Last Sunday, our little private oasis was abruptly disturbed when our names were heard over the microphone, being called down to the front. It would take a whole other blog post to describe our feelings at that moment, but shock was at the top of the list. Being kept in the dark, we thought we were going to have a meeting with our non-profit, Helping Hope, Inc., after church that day to discuss how we were going to raise the $10,000 that we were lacking toward buying our wheelchair accessible van. I had no idea, however, that a charity, Therapy 2000, had picked up that large chunk of change many weeks before. The van had been purchased, and was sitting behind a curtain on the stage of my church. This information was all unknown to me, so when I began my walk to the stage, thoughts flooded my head with what could possibly be happening.
(1 Peter 5:6-7)
My obstacle created an opportunity for God's love and power to be seen through so many. That concept pretty much blindsided my entire family.
If only everyone could see what wondrous works could come from one simple life of a child who has no idea of their own impact on the ones around them. No, she won’t excel at a sport, go to college, start a business, become a teacher, or cure a disease. These are examples of the traditional meaning of the word “contribute”. What Elise has to give to society is something that won’t earn her a trophy, get her a job, or impress those around her. Her value, other than bringing me great happiness, is in how Christ uses her life to affect those around her.

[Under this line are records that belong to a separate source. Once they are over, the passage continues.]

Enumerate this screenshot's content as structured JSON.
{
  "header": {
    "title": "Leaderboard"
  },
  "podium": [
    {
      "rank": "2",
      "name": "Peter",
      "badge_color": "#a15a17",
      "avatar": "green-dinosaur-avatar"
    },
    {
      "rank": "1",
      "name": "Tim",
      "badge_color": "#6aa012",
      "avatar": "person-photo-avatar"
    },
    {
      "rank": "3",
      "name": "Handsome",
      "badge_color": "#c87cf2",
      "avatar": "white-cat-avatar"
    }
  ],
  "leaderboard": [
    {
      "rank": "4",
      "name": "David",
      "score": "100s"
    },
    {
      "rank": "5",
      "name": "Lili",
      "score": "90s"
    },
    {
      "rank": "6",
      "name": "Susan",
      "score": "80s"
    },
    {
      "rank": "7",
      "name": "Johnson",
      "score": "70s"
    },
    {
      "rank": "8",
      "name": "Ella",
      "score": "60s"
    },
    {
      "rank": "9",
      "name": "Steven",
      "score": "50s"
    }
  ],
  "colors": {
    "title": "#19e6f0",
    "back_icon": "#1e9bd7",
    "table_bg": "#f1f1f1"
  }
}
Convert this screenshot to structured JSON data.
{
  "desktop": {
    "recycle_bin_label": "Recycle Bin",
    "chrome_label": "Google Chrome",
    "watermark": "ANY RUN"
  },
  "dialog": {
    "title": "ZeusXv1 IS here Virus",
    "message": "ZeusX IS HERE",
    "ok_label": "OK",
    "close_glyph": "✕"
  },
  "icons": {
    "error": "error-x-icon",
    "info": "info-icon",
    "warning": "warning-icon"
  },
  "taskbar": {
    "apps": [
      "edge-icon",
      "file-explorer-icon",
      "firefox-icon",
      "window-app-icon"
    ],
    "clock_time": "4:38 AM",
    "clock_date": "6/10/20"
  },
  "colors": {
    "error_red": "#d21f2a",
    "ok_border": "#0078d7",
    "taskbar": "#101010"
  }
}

It didn’t have to end this way for me to see Christ at work. This was an extremely large, obvious example of what people with a heart for others and a desire for Christ can do. Receiving the van was a very public, obvious statement of the unity we can all create as fellow believers and human beings. But, what everyone else doesn’t see are the innumerable blessings that God has bestowed on our family throughout the years. This van is not where the evidence of God’s grace began for us, and it isn’t the end. It’s smack-dab in the middle of what will be a lifetime of Christ’s image being seen in my daughter and those who care around her.